WHAT THE EXERCISE ASKS:
Reproduce every entry exactly.

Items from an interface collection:
····················
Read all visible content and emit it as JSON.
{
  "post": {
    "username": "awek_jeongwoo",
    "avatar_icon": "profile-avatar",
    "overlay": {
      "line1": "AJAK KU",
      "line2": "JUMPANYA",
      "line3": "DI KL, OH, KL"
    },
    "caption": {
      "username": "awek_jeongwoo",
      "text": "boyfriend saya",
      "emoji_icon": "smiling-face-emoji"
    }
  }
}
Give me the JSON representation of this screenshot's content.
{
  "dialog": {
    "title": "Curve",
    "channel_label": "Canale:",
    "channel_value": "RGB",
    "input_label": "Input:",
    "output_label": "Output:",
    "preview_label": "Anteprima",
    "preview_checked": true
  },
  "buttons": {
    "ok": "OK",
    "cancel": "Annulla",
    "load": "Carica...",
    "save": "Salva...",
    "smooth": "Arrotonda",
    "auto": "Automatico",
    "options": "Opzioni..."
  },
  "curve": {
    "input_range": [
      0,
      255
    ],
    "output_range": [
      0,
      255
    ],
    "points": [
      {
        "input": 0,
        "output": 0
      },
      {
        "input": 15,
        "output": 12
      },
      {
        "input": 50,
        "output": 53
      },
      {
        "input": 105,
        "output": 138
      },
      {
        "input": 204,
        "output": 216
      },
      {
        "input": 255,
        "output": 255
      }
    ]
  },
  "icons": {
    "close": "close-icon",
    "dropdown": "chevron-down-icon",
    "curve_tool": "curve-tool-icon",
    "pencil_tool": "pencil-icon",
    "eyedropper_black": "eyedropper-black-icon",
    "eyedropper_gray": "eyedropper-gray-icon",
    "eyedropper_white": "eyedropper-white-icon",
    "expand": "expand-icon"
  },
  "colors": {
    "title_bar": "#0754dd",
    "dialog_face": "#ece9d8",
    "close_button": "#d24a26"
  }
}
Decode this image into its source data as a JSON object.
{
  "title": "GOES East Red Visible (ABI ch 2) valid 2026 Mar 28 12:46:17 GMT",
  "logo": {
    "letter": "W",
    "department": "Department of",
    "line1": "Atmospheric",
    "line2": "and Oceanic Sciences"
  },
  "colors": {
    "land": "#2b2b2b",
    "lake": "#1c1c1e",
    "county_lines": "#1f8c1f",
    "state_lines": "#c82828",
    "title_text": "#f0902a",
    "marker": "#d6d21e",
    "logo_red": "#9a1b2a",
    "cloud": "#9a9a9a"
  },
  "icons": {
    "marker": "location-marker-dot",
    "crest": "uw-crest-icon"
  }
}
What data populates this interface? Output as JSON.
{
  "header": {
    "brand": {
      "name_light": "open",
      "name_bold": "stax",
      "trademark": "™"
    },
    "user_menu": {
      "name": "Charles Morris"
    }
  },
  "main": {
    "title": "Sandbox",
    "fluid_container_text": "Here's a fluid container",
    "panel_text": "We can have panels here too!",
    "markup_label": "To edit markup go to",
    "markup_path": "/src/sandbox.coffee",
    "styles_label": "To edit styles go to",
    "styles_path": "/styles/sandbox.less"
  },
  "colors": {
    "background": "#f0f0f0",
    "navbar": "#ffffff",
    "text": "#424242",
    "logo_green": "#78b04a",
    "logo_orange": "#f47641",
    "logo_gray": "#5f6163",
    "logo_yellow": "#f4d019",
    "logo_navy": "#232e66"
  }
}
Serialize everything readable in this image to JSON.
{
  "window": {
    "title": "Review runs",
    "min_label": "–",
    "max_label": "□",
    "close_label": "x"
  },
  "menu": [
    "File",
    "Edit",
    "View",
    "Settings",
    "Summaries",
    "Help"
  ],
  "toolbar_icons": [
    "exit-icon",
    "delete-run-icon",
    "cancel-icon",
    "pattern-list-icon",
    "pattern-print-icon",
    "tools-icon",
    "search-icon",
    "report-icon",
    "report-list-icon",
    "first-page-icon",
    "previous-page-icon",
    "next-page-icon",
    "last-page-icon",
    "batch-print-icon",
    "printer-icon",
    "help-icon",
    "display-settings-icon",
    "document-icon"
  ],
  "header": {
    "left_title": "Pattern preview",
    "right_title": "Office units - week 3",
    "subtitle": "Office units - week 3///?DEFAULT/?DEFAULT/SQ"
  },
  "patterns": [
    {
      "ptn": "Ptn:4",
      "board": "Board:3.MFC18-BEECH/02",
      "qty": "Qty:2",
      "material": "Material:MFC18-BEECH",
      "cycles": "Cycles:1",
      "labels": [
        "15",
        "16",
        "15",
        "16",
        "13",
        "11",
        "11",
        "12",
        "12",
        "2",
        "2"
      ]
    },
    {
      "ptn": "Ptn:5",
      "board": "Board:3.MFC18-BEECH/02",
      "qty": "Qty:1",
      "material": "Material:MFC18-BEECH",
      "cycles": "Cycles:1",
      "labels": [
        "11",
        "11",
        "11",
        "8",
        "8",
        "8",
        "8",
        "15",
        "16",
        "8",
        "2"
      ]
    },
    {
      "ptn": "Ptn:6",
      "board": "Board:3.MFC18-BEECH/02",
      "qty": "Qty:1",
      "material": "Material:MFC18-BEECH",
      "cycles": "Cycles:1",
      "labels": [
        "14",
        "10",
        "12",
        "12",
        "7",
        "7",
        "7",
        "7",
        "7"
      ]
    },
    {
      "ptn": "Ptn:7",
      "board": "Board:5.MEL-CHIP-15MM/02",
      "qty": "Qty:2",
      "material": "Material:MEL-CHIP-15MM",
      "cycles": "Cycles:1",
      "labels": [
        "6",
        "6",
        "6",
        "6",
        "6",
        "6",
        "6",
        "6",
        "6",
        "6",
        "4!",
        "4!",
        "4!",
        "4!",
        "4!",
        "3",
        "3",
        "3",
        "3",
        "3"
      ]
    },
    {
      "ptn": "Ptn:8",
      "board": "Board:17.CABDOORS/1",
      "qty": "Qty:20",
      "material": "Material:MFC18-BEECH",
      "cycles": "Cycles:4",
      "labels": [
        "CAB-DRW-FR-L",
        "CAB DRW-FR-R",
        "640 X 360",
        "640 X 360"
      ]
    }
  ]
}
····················
EXERCISE OUTPUT:
Read all visible content and emit it as JSON.
{
  "post": {
    "username": "awek_jeongwoo",
    "avatar_icon": "profile-avatar",
    "overlay": {
      "line1": "AJAK KU",
      "line2": "JUMPANYA",
      "line3": "DI KL, OH, KL"
    },
    "caption": {
      "username": "awek_jeongwoo",
      "text": "boyfriend saya",
      "emoji_icon": "smiling-face-emoji"
    }
  }
}
Give me the JSON representation of this screenshot's content.
{
  "dialog": {
    "title": "Curve",
    "channel_label": "Canale:",
    "channel_value": "RGB",
    "input_label": "Input:",
    "output_label": "Output:",
    "preview_label": "Anteprima",
    "preview_checked": true
  },
  "buttons": {
    "ok": "OK",
    "cancel": "Annulla",
    "load": "Carica...",
    "save": "Salva...",
    "smooth": "Arrotonda",
    "auto": "Automatico",
    "options": "Opzioni..."
  },
  "curve": {
    "input_range": [
      0,
      255
    ],
    "output_range": [
      0,
      255
    ],
    "points": [
      {
        "input": 0,
        "output": 0
      },
      {
        "input": 15,
        "output": 12
      },
      {
        "input": 50,
        "output": 53
      },
      {
        "input": 105,
        "output": 138
      },
      {
        "input": 204,
        "output": 216
      },
      {
        "input": 255,
        "output": 255
      }
    ]
  },
  "icons": {
    "close": "close-icon",
    "dropdown": "chevron-down-icon",
    "curve_tool": "curve-tool-icon",
    "pencil_tool": "pencil-icon",
    "eyedropper_black": "eyedropper-black-icon",
    "eyedropper_gray": "eyedropper-gray-icon",
    "eyedropper_white": "eyedropper-white-icon",
    "expand": "expand-icon"
  },
  "colors": {
    "title_bar": "#0754dd",
    "dialog_face": "#ece9d8",
    "close_button": "#d24a26"
  }
}
Decode this image into its source data as a JSON object.
{
  "title": "GOES East Red Visible (ABI ch 2) valid 2026 Mar 28 12:46:17 GMT",
  "logo": {
    "letter": "W",
    "department": "Department of",
    "line1": "Atmospheric",
    "line2": "and Oceanic Sciences"
  },
  "colors": {
    "land": "#2b2b2b",
    "lake": "#1c1c1e",
    "county_lines": "#1f8c1f",
    "state_lines": "#c82828",
    "title_text": "#f0902a",
    "marker": "#d6d21e",
    "logo_red": "#9a1b2a",
    "cloud": "#9a9a9a"
  },
  "icons": {
    "marker": "location-marker-dot",
    "crest": "uw-crest-icon"
  }
}
What data populates this interface? Output as JSON.
{
  "header": {
    "brand": {
      "name_light": "open",
      "name_bold": "stax",
      "trademark": "™"
    },
    "user_menu": {
      "name": "Charles Morris"
    }
  },
  "main": {
    "title": "Sandbox",
    "fluid_container_text": "Here's a fluid container",
    "panel_text": "We can have panels here too!",
    "markup_label": "To edit markup go to",
    "markup_path": "/src/sandbox.coffee",
    "styles_label": "To edit styles go to",
    "styles_path": "/styles/sandbox.less"
  },
  "colors": {
    "background": "#f0f0f0",
    "navbar": "#ffffff",
    "text": "#424242",
    "logo_green": "#78b04a",
    "logo_orange": "#f47641",
    "logo_gray": "#5f6163",
    "logo_yellow": "#f4d019",
    "logo_navy": "#232e66"
  }
}
Serialize everything readable in this image to JSON.
{
  "window": {
    "title": "Review runs",
    "min_label": "–",
    "max_label": "□",
    "close_label": "x"
  },
  "menu": [
    "File",
    "Edit",
    "View",
    "Settings",
    "Summaries",
    "Help"
  ],
  "toolbar_icons": [
    "exit-icon",
    "delete-run-icon",
    "cancel-icon",
    "pattern-list-icon",
    "pattern-print-icon",
    "tools-icon",
    "search-icon",
    "report-icon",
    "report-list-icon",
    "first-page-icon",
    "previous-page-icon",
    "next-page-icon",
    "last-page-icon",
    "batch-print-icon",
    "printer-icon",
    "help-icon",
    "display-settings-icon",
    "document-icon"
  ],
  "header": {
    "left_title": "Pattern preview",
    "right_title": "Office units - week 3",
    "subtitle": "Office units - week 3///?DEFAULT/?DEFAULT/SQ"
  },
  "patterns": [
    {
      "ptn": "Ptn:4",
      "board": "Board:3.MFC18-BEECH/02",
      "qty": "Qty:2",
      "material": "Material:MFC18-BEECH",
      "cycles": "Cycles:1",
      "labels": [
        "15",
        "16",
        "15",
        "16",
        "13",
        "11",
        "11",
        "12",
        "12",
        "2",
        "2"
      ]
    },
    {
      "ptn": "Ptn:5",
      "board": "Board:3.MFC18-BEECH/02",
      "qty": "Qty:1",
      "material": "Material:MFC18-BEECH",
      "cycles": "Cycles:1",
      "labels": [
        "11",
        "11",
        "11",
        "8",
        "8",
        "8",
        "8",
        "15",
        "16",
        "8",
        "2"
      ]
    },
    {
      "ptn": "Ptn:6",
      "board": "Board:3.MFC18-BEECH/02",
      "qty": "Qty:1",
      "material": "Material:MFC18-BEECH",
      "cycles": "Cycles:1",
      "labels": [
        "14",
        "10",
        "12",
        "12",
        "7",
        "7",
        "7",
        "7",
        "7"
      ]
    },
    {
      "ptn": "Ptn:7",
      "board": "Board:5.MEL-CHIP-15MM/02",
      "qty": "Qty:2",
      "material": "Material:MEL-CHIP-15MM",
      "cycles": "Cycles:1",
      "labels": [
        "6",
        "6",
        "6",
        "6",
        "6",
        "6",
        "6",
        "6",
        "6",
        "6",
        "4!",
        "4!",
        "4!",
        "4!",
        "4!",
        "3",
        "3",
        "3",
        "3",
        "3"
      ]
    },
    {
      "ptn": "Ptn:8",
      "board": "Board:17.CABDOORS/1",
      "qty": "Qty:20",
      "material": "Material:MFC18-BEECH",
      "cycles": "Cycles:4",
      "labels": [
        "CAB-DRW-FR-L",
        "CAB DRW-FR-R",
        "640 X 360",
        "640 X 360"
      ]
    }
  ]
}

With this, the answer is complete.